WASHINGTON — The U.S. Department of Agriculture on July 12 forecast the carryover of wheat on June 1, 2017, at 1,105 million bus, up 55 million bus from the June projection and up 124 million bus, or 13%, from 981 million bus in 2016. If the forecast is realized, the 2017 wheat carryover would be the largest since 1,261 million bus in 1988.
The U.S. wheat supply in 2016-17 was forecast at 3,362 million bus, up 180 million bus from the June outlook and up 443 million bus, or 15%, from 2,919 million bus in the previous year. The wheat supply this year was forecast to be the largest since 3,373 million bus in 1988-89. The U.S.D.A. estimated 2016-17 wheat beginning stocks on June 1 at 981 million bus, unchanged from the quarterly Grain Stocks report issued on June 30 and up 1 million bus from the U.S.D.A.’s June World Agricultural Supply and Demand Estimates report. The 2016 wheat crop was forecast at 2,261 million bus, up 184 million bus, or 9%, from the June projection and up 209 million bus, or 10%, from 2,052 million bus in 2015. U.S. 2016-17 wheat imports were forecast at 120 million bus, down 5 million bus from June but up 5 million bus from 115 million bus in 2015-16.
The U.S.D.A. forecast wheat disappearance in 2016-17 at 2,257 million bus, up 125 million bus from the June projection and up 320 million bus, or 17%, from 1,937 million bus in 2015-16.
Domestic food use of wheat was forecast at a record 963 million bus, unchanged from June and up 3 million bus from 960 million bus in 2015-16, the current record. Feed and residual use of wheat was forecast at 300 million bus, up 100 million from the June projection and up 168 million bus from the previous year. The U.S.D.A. attributed the increase in its feed and residual use forecast to “the larger supplies and increased price competitiveness with corn.” Seed use of wheat in 2016-17 was forecast at 69 million bus, unchanged from June, up 1 million bus from 2015-16 but down 10 million from 79 million bus in 2014-15.
U.S. wheat exports in 2016-17 were forecast at 925 million bus, up 25 million from the June outlook and up 148 million bus, or 19%, from the historically low 777 million bus in 2015-16. The 2015-16 export total was the smallest since 610 million bus in 1971-72, which was the marketing year before the U.S.-Soviet wheat deal.
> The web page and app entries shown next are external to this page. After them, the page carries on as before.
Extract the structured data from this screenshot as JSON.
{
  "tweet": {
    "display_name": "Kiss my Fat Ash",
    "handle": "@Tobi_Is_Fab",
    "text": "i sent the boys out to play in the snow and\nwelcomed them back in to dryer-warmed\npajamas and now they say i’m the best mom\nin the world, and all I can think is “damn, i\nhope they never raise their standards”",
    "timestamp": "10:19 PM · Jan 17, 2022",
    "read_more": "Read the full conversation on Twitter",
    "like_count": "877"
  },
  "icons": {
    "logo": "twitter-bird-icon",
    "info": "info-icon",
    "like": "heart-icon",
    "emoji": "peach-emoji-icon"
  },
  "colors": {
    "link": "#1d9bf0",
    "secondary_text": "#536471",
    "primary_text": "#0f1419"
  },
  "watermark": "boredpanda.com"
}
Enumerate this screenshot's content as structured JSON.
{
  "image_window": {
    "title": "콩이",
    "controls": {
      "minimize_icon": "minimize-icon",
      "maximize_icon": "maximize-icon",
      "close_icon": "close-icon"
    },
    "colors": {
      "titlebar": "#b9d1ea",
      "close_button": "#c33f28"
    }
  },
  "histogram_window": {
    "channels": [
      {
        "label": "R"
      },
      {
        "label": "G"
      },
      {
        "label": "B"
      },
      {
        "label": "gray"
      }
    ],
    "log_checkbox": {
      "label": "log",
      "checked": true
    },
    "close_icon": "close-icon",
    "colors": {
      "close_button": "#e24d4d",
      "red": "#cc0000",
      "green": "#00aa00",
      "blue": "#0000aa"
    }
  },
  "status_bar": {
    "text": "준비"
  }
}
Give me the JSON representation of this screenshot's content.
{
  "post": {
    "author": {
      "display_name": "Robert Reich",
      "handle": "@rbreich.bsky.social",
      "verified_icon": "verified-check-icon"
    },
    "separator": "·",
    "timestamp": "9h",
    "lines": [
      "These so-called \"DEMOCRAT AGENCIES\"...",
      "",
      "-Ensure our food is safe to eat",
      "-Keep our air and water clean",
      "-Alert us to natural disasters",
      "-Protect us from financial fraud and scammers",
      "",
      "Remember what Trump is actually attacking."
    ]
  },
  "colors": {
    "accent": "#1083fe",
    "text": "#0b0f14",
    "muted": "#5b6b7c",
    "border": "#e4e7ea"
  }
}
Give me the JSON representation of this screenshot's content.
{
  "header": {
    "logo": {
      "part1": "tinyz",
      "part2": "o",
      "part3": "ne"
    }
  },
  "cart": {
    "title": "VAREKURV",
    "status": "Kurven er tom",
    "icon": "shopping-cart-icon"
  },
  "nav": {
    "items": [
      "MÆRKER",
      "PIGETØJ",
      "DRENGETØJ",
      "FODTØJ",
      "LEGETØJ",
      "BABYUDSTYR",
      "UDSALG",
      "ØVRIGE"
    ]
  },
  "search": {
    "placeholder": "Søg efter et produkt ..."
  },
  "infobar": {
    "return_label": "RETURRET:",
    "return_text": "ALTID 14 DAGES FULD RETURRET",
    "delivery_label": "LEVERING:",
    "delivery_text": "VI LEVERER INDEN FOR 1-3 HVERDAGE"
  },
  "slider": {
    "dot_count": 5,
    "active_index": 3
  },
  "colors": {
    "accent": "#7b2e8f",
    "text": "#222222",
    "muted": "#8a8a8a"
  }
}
The U.S.D.A. forecast the average farm price of wheat in 2016-17 to fall within a range from $3.40 to $4.20 a bu, down 20c from the range forecast in June and compared with $4.89 in 2015-16 and $5.99 a bu in 2014-15.
Standing out in the U.S.D.A.’s initial wheat supply-and-demand forecasts by class was the outlook for hard red winter wheat. The U.S.D.A. forecast the hard red winter wheat carryover on June 1, 2017, at 578 million bus, up 132 million bus, or 30%, from 446 million bus in 2016. It would be the largest June 1 hard red winter wheat inventory since 973 million bus in 1987 and would compare with 327 million bus as the recent five-year average.
The spring wheat 2017 carryover was forecast at 254 million bus, down 24 million bus from 2016 and compared with 195 million bus as the five-year average.
The soft red winter wheat carryover was forecast at 152 million bus, down 5 million bus from 2016 and compared with 154 million bus in 2015 and the recent five-year average at 147 million bus.
The white wheat carryover on June 1, 2017, was forecast at 89 million bus, up 15 million bus from 2016 and compared with 64 million bus as the recent five-year average. It would be the largest June 1 white wheat inventory since 91 million bus in 2000.The 2017 durum carryover was forecast at 33 million bus, up 5 million bus from 2016 and compared with 25 million bus as the recent five-year average.